(Extracted data)

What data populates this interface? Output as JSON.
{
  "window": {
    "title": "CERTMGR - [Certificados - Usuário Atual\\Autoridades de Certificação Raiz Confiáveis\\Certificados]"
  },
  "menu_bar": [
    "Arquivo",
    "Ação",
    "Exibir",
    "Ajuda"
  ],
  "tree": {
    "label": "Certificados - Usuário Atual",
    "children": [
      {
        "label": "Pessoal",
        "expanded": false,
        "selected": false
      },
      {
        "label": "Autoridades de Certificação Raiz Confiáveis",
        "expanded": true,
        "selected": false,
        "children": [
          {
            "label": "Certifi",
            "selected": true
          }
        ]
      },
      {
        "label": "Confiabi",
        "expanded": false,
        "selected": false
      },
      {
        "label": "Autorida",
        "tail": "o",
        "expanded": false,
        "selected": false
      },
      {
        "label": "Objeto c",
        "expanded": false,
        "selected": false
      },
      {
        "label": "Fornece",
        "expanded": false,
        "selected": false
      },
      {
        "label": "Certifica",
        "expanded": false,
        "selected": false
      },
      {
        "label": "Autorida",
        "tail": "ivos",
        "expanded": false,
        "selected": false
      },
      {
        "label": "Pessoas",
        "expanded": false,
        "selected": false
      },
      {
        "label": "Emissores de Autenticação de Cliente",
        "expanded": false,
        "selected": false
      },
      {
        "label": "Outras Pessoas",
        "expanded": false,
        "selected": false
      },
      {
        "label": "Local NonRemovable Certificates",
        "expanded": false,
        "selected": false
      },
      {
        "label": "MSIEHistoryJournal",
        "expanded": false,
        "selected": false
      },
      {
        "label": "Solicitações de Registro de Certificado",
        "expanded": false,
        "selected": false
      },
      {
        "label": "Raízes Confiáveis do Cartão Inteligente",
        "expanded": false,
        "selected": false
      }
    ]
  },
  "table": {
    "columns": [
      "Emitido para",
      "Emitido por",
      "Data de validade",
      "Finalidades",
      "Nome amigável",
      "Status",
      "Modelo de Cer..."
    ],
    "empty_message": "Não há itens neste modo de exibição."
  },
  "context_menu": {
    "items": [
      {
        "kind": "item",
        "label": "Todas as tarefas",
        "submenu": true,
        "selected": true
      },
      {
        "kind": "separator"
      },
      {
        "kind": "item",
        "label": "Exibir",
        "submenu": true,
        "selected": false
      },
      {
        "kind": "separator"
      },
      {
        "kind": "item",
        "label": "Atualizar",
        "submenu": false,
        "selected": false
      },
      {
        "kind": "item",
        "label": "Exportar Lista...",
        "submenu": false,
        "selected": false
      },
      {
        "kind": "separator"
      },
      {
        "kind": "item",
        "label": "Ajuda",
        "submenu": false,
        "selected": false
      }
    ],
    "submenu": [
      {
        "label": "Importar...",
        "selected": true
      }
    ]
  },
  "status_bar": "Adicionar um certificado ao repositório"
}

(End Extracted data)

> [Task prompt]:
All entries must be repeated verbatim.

> [Written reply]:
What data populates this interface? Output as JSON.
{
  "window": {
    "title": "CERTMGR - [Certificados - Usuário Atual\\Autoridades de Certificação Raiz Confiáveis\\Certificados]"
  },
  "menu_bar": [
    "Arquivo",
    "Ação",
    "Exibir",
    "Ajuda"
  ],
  "tree": {
    "label": "Certificados - Usuário Atual",
    "children": [
      {
        "label": "Pessoal",
        "expanded": false,
        "selected": false
      },
      {
        "label": "Autoridades de Certificação Raiz Confiáveis",
        "expanded": true,
        "selected": false,
        "children": [
          {
            "label": "Certifi",
            "selected": true
          }
        ]
      },
      {
        "label": "Confiabi",
        "expanded": false,
        "selected": false
      },
      {
        "label": "Autorida",
        "tail": "o",
        "expanded": false,
        "selected": false
      },
      {
        "label": "Objeto c",
        "expanded": false,
        "selected": false
      },
      {
        "label": "Fornece",
        "expanded": false,
        "selected": false
      },
      {
        "label": "Certifica",
        "expanded": false,
        "selected": false
      },
      {
        "label": "Autorida",
        "tail": "ivos",
        "expanded": false,
        "selected": false
      },
      {
        "label": "Pessoas",
        "expanded": false,
        "selected": false
      },
      {
        "label": "Emissores de Autenticação de Cliente",
        "expanded": false,
        "selected": false
      },
      {
        "label": "Outras Pessoas",
        "expanded": false,
        "selected": false
      },
      {
        "label": "Local NonRemovable Certificates",
        "expanded": false,
        "selected": false
      },
      {
        "label": "MSIEHistoryJournal",
        "expanded": false,
        "selected": false
      },
      {
        "label": "Solicitações de Registro de Certificado",
        "expanded": false,
        "selected": false
      },
      {
        "label": "Raízes Confiáveis do Cartão Inteligente",
        "expanded": false,
        "selected": false
      }
    ]
  },
  "table": {
    "columns": [
      "Emitido para",
      "Emitido por",
      "Data de validade",
      "Finalidades",
      "Nome amigável",
      "Status",
      "Modelo de Cer..."
    ],
    "empty_message": "Não há itens neste modo de exibição."
  },
  "context_menu": {
    "items": [
      {
        "kind": "item",
        "label": "Todas as tarefas",
        "submenu": true,
        "selected": true
      },
      {
        "kind": "separator"
      },
      {
        "kind": "item",
        "label": "Exibir",
        "submenu": true,
        "selected": false
      },
      {
        "kind": "separator"
      },
      {
        "kind": "item",
        "label": "Atualizar",
        "submenu": false,
        "selected": false
      },
      {
        "kind": "item",
        "label": "Exportar Lista...",
        "submenu": false,
        "selected": false
      },
      {
        "kind": "separator"
      },
      {
        "kind": "item",
        "label": "Ajuda",
        "submenu": false,
        "selected": false
      }
    ],
    "submenu": [
      {
        "label": "Importar...",
        "selected": true
      }
    ]
  },
  "status_bar": "Adicionar um certificado ao repositório"
}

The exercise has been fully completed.